And the "one board short"???

It was the one board which my AutoCAD drawings missed when predicting that I needed a 12' long piece of 2x4 rather than a 10' long section.

What is really sad is the board I have is only about 2-1/2" too short, but I'll have to either return it or use it later.

Speaking of 2x4's, did I mention that my "herringbone" pattern included alternating 2x4's and 2x6's rather than just plain old 5/4" "deck boards"? The alternating board arrangement on a 45 degree angle adds what I think is a nice visual pattern to my masterpiece.

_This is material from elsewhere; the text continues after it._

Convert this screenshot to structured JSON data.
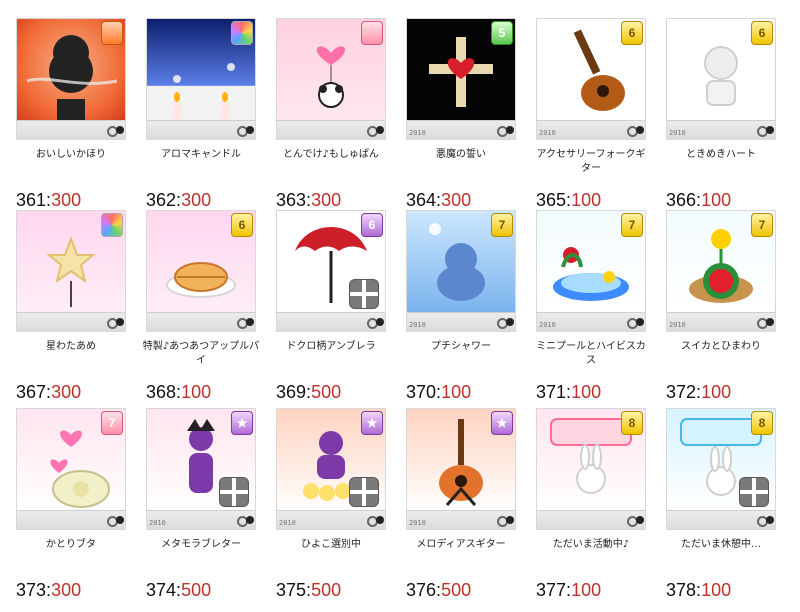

So any way, after the Weather Nerds fooled me by predicting nice weather for a four or five day period, now this stupid low pressure system--actually a weak early season tropical depression--is coming to Knoxtown out of the Gulf of Mexico and it's supposed to rain most of the day today and possibly much of tomorrow so the stairway construction effort is now imperiled.

Looking at the local radar on the Internet I hope to sneak out early this morning and get two or three hours worth of sawing and nailing and screwing around done before the rain sets in. Time will tell...

In the cooking while multi-tasking department, I've got three racks of baby back Pork ribs and a 6 pound Boston Butt to finish thawing and get into giant pots of brine to sit overnight in anticipation of slow cooking all day Monday and serving to a half dozen hungry guests with my soon to be famous home made Kansas City style bar-b-que sauce.

Pat's tossing up a couple of different Cold Slaws and the Neighbors are bringing potato salad and the carport has a roof on it so I don't care if it's rain or shine...

I'm COOKING OUT on Monday.

Feel free to stop on by about 5 PM for some ribs and a pulled pork sandwich...

(Oh...and regarding my Obamanomics title this morning...

I almost forgot to mention this Letter to The Editor from a Dodge Dealer.)